From ground level in Kyiv and other cities across Ukraine, it doesn’t matter whether the explosion you hear is from a missile or a drone. They both can kill you. Yet, despite this constant background din of danger, the morale of Ukrainian civilians remains hardened and unlikely to waver.
Despite nearly 10 months of full-scale warfare, and more than two months into Russia’s countrywide missile and drone strike campaign, Ukrainians remain resolutely committed to victory. A popular refrain among Ukrainians is that they'd rather live without power and heating than live with Russia.
A November poll by the Ukrainian think tank Rating found that some 85% of Ukrainians support liberating all Ukrainian territory currently under Russian occupation, including Crimea and the eastern Donbas region. That attitude is uniform across Ukraine, with at least 80% of respondents in every region supporting the complete liberation of occupied land.
The ways in which this society-wide spirit of resistance reveals itself are not outwardly extraordinary. Rather, many Ukrainians maintain a quiet determination to go about their normal routines, which loudly underscores their common commitment to victory.
Down in the bomb shelter, Anton looked at his watch and said, "I hope this ends soon. I need to get to work."
The minutes passed. And then the hours. The Telegram channels upon which we relied for information reported another wave of inbound exploding drones. Yes, you wanted to go back upstairs and into your apartment. A fresh cup of coffee and a soft couch sounded tempting. But why not wait a little longer?
You resolved to wait until 7:30 a.m. — 7:30 a.m. came and went without the air raid ending. You decided to wait until 8 a.m. The air raid alert didn’t end by then, either.
Despite Russia's attacks, life goes on in Ukraine's capital city of Kyiv in December 2022. Photo by Nolan Peterson/Coffee or Die.
The rational part of your brain told you there was nothing to worry about.

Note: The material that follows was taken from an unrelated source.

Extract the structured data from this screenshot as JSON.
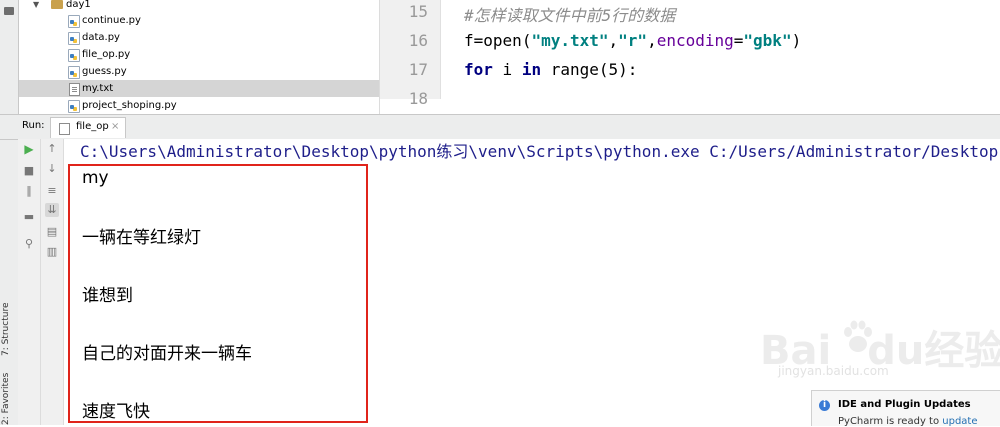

You’ve stood atop tall buildings in Kyiv before and scanned the outstretched, urban skyline and felt comfort in the statistical improbability of your random death by a Russian missile or drone. Yet, after hearing the nearby explosions, after seeing with your own eyes the destruction of past strikes, it just doesn’t seem so far-fetched anymore. And each time you disregard an air raid alert, and it happens often, there is this little part of you that wonders whether that decision decided your fate.
That thought isn’t enough to really scare you or alter your habits. Yet, it is always there. Like tinnitus to your thoughts, which you never silence. Living in Kyiv these days, it’s easy to forget how absurd it is to weigh potentially lethal consequences each time you go to the supermarket or to the gym or to meet friends at a café. That’s the wartime reality for millions of Ukrainians. Even so, life goes on. People adapt to the danger.
At 9:07 a.m., the all-clear signal sounded on our smartphones. Without delay, everyone rose and filed up the stairs. It was dark when we entered the shelter; now a sunny Wednesday morning awaited us. We stepped into the daylight and went onward to work or school. We resumed our lives, knowing that soon enough, we’d be back in the bomb shelter again.